I love it. Absolutely no need for a car unless I'm running late. I use the car theoretically like a credit card should be used --- only for emergencies.
However, there have been tons of downsides to taking Metro trains and buses. And I'm already very weary of the complete non-incentive of the massive bureaucracy called Metro to improve just about anything.
- Number one is the long wait times at night. Every 13-23 minutes my ass. Particularly for the 233 from Westwood to the Valley, that took about an hour or so from time of arrival at the stop to actually getting onto the bus.
- Number two is the unsureness of when the buses or trains will arrive. Very random, and it's really hard to depend on the schedule. Every 13-23 minutes my ass. On occasion, I do get lucky and arrive to catch a bus, but more often than not, I'm on edge about when the bus will arrive. Sometimes, I wonder if biking somewhere will get me somewhere faster. This is particularly true on the Blue Line, and the Van Nuys bus.
- Number three is asshole Orange line bus drivers who won't let your bike on the bus when there's space available. The last driver told me that "it was a safety issue", which was complete bullshit because I've taken my bike in before and no one's life was immediately threatened on the 15-20 minutes that I took it. Not allowing bikes in when there's enough space is a real dickheaded move because we bicycle riders have usually had to wait a couple of minutes for the bus to get there. Having to wait 10-15 minutes for the next one is particularly fucking annoying, and waiting another hour at night for yet another unguaranteed space on the bus is pretty dangerous if not particularly fucking annoying. We need to get somewhere too!
- Number four pertains to buses and especially the Orange Line. This is the guessing game bicyclists often have to play as to where bike rack space is available. In addition to unsuredly waiting for the bus. Off the Red Line in North Hollywood, people are coming off the goddamn train, and usually on the Orange Line, all the bike racks will be used up if you're not fast out of that subway.
- Number five is Metro train riders not understanding that there are designated spaces on the train specifically for bicycles, strollers, bags, and other big cargo stuff. On the red line tons of people will just stand on the railing when there are many places to sit. I'd rather not be holding up my bike and would prefer to rest it on something. I've gotten into verbal arguments on the Blue Line about putting my bicycle in the designated middle areas.
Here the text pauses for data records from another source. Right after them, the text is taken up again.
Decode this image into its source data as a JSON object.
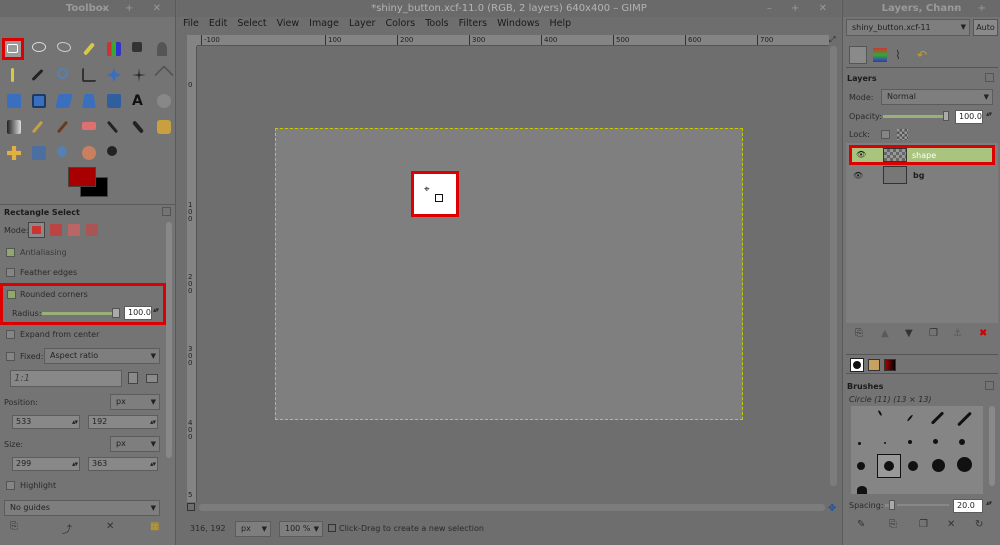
{
  "toolbox": {
    "title": "Toolbox",
    "window_controls": "– + ✕",
    "tool_options_title": "Rectangle Select",
    "mode_label": "Mode:",
    "antialiasing_label": "Antialiasing",
    "feather_label": "Feather edges",
    "rounded_label": "Rounded corners",
    "radius_label": "Radius:",
    "radius_value": "100.0",
    "expand_label": "Expand from center",
    "fixed_label": "Fixed:",
    "fixed_option": "Aspect ratio",
    "ratio_value": "1:1",
    "position_label": "Position:",
    "position_unit": "px",
    "pos_x": "533",
    "pos_y": "192",
    "size_label": "Size:",
    "size_unit": "px",
    "size_w": "299",
    "size_h": "363",
    "highlight_label": "Highlight",
    "guides_option": "No guides",
    "colors": {
      "fg": "#a80000",
      "bg": "#000000"
    }
  },
  "image_window": {
    "title": "*shiny_button.xcf-11.0 (RGB, 2 layers) 640x400 – GIMP",
    "window_controls": "– + ✕",
    "menus": [
      "File",
      "Edit",
      "Select",
      "View",
      "Image",
      "Layer",
      "Colors",
      "Tools",
      "Filters",
      "Windows",
      "Help"
    ],
    "ruler_ticks": [
      "-100",
      "100",
      "200",
      "300",
      "400",
      "500",
      "600",
      "700"
    ],
    "vruler_ticks": [
      "0",
      "1 0 0",
      "2 0 0",
      "3 0 0",
      "4 0 0",
      "5"
    ],
    "status": {
      "coords": "316, 192",
      "unit": "px",
      "zoom": "100 %",
      "message": "Click-Drag to create a new selection"
    }
  },
  "dock": {
    "title": "Layers, Chann",
    "window_controls": "– +",
    "image_selector": "shiny_button.xcf-11",
    "auto_label": "Auto",
    "layers_title": "Layers",
    "mode_label": "Mode:",
    "mode_value": "Normal",
    "opacity_label": "Opacity:",
    "opacity_value": "100.0",
    "lock_label": "Lock:",
    "layers": [
      {
        "name": "shape",
        "selected": true
      },
      {
        "name": "bg",
        "selected": false
      }
    ],
    "brushes_title": "Brushes",
    "brush_name": "Circle (11) (13 × 13)",
    "spacing_label": "Spacing:",
    "spacing_value": "20.0"
  },
  "accent": "#dd0000"
}
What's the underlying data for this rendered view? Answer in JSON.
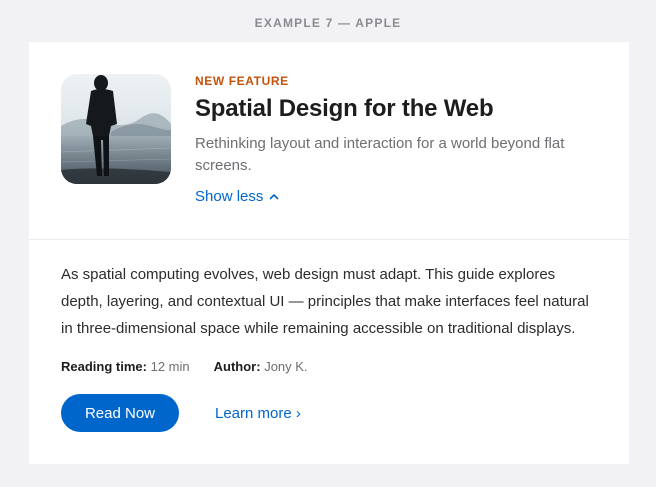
{
  "header": {
    "example_label": "EXAMPLE 7 — APPLE"
  },
  "card": {
    "eyebrow": "NEW FEATURE",
    "title": "Spatial Design for the Web",
    "subtitle": "Rethinking layout and interaction for a world beyond flat screens.",
    "toggle_label": "Show less",
    "body": "As spatial computing evolves, web design must adapt. This guide explores depth, layering, and contextual UI — principles that make interfaces feel natural in three-dimensional space while remaining accessible on traditional displays.",
    "meta": {
      "reading_time_label": "Reading time:",
      "reading_time_value": "12 min",
      "author_label": "Author:",
      "author_value": "Jony K."
    },
    "primary_button": "Read Now",
    "secondary_link": "Learn more ›"
  },
  "colors": {
    "accent": "#0066cc",
    "eyebrow": "#c4530c",
    "background": "#f2f2f4"
  },
  "icons": {
    "toggle": "chevron-up-icon"
  }
}
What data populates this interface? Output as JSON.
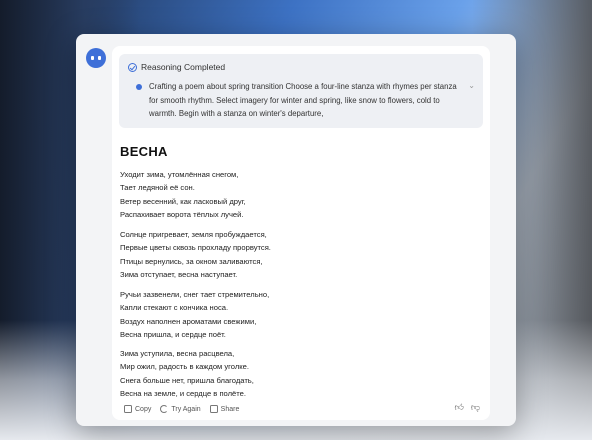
{
  "reasoning": {
    "status": "Reasoning Completed",
    "text": "Crafting a poem about spring transition Choose a four-line stanza with rhymes per stanza for smooth rhythm. Select imagery for winter and spring, like snow to flowers, cold to warmth. Begin with a stanza on winter's departure,"
  },
  "poem": {
    "title": "ВЕСНА",
    "stanzas": [
      [
        "Уходит зима, утомлённая снегом,",
        "Тает ледяной её сон.",
        "Ветер весенний, как ласковый друг,",
        "Распахивает ворота тёплых лучей."
      ],
      [
        "Солнце пригревает, земля пробуждается,",
        "Первые цветы сквозь прохладу прорвутся.",
        "Птицы вернулись, за окном заливаются,",
        "Зима отступает, весна наступает."
      ],
      [
        "Ручьи зазвенели, снег тает стремительно,",
        "Капли стекают с кончика носа.",
        "Воздух наполнен ароматами свежими,",
        "Весна пришла, и сердце поёт."
      ],
      [
        "Зима уступила, весна расцвела,",
        "Мир ожил, радость в каждом уголке.",
        "Снега больше нет, пришла благодать,",
        "Весна на земле, и сердце в полёте."
      ]
    ]
  },
  "actions": {
    "copy": "Copy",
    "try_again": "Try Again",
    "share": "Share"
  },
  "colors": {
    "accent": "#3e6fd8"
  }
}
I point to the bicycle symbol. Also, I'm not a fan of playing a guessing game as to where the designated bicycle areas are. It can be quite annoying fighting through crowds of lumbering masses.
The reason for a real-time progress tracker? Probably for more efficient trip planning for customers.
Along with that progress tracker should be some kind of bicycle rack indicator. Either online or some kind of signalling system. The bicycle rack indicator would let me know if I'm wasting my time waiting for a bus, only to be turned away. Maybe I could make actual plans to bike, take another route, call a taxi, call a friend.
Solution to 5: Would it be that hard and/or costly to paint designated areas of a platform on the Blue and Red Lines, Bike Zones? I think that would reduce confusion amongst bicyclists and riders as to where we need to be.
Particularly helpful during nighttime.